# What the task requires
Quote each record exactly, please, leaving none out.

[The data — start]

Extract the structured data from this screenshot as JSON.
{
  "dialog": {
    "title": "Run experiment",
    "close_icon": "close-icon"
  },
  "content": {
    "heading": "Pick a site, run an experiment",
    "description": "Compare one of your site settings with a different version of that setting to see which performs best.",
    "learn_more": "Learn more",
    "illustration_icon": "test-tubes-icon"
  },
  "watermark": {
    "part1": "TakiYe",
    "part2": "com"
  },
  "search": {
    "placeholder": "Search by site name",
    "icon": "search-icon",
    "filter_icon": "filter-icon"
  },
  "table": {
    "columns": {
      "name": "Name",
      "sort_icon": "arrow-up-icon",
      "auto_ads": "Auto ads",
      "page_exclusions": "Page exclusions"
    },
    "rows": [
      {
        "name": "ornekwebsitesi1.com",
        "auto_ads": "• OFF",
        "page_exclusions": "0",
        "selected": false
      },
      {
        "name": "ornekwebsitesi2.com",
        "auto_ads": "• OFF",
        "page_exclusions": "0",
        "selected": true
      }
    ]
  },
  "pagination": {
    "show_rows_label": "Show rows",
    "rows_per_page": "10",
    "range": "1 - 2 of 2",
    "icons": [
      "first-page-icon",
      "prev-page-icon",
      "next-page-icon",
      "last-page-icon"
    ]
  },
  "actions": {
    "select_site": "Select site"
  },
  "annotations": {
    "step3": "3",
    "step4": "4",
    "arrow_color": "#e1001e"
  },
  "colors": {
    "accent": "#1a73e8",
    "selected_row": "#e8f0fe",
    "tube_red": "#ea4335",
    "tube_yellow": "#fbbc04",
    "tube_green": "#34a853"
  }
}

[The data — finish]

# Output
Extract the structured data from this screenshot as JSON.
{
  "dialog": {
    "title": "Run experiment",
    "close_icon": "close-icon"
  },
  "content": {
    "heading": "Pick a site, run an experiment",
    "description": "Compare one of your site settings with a different version of that setting to see which performs best.",
    "learn_more": "Learn more",
    "illustration_icon": "test-tubes-icon"
  },
  "watermark": {
    "part1": "TakiYe",
    "part2": "com"
  },
  "search": {
    "placeholder": "Search by site name",
    "icon": "search-icon",
    "filter_icon": "filter-icon"
  },
  "table": {
    "columns": {
      "name": "Name",
      "sort_icon": "arrow-up-icon",
      "auto_ads": "Auto ads",
      "page_exclusions": "Page exclusions"
    },
    "rows": [
      {
        "name": "ornekwebsitesi1.com",
        "auto_ads": "• OFF",
        "page_exclusions": "0",
        "selected": false
      },
      {
        "name": "ornekwebsitesi2.com",
        "auto_ads": "• OFF",
        "page_exclusions": "0",
        "selected": true
      }
    ]
  },
  "pagination": {
    "show_rows_label": "Show rows",
    "rows_per_page": "10",
    "range": "1 - 2 of 2",
    "icons": [
      "first-page-icon",
      "prev-page-icon",
      "next-page-icon",
      "last-page-icon"
    ]
  },
  "actions": {
    "select_site": "Select site"
  },
  "annotations": {
    "step3": "3",
    "step4": "4",
    "arrow_color": "#e1001e"
  },
  "colors": {
    "accent": "#1a73e8",
    "selected_row": "#e8f0fe",
    "tube_red": "#ea4335",
    "tube_yellow": "#fbbc04",
    "tube_green": "#34a853"
  }
}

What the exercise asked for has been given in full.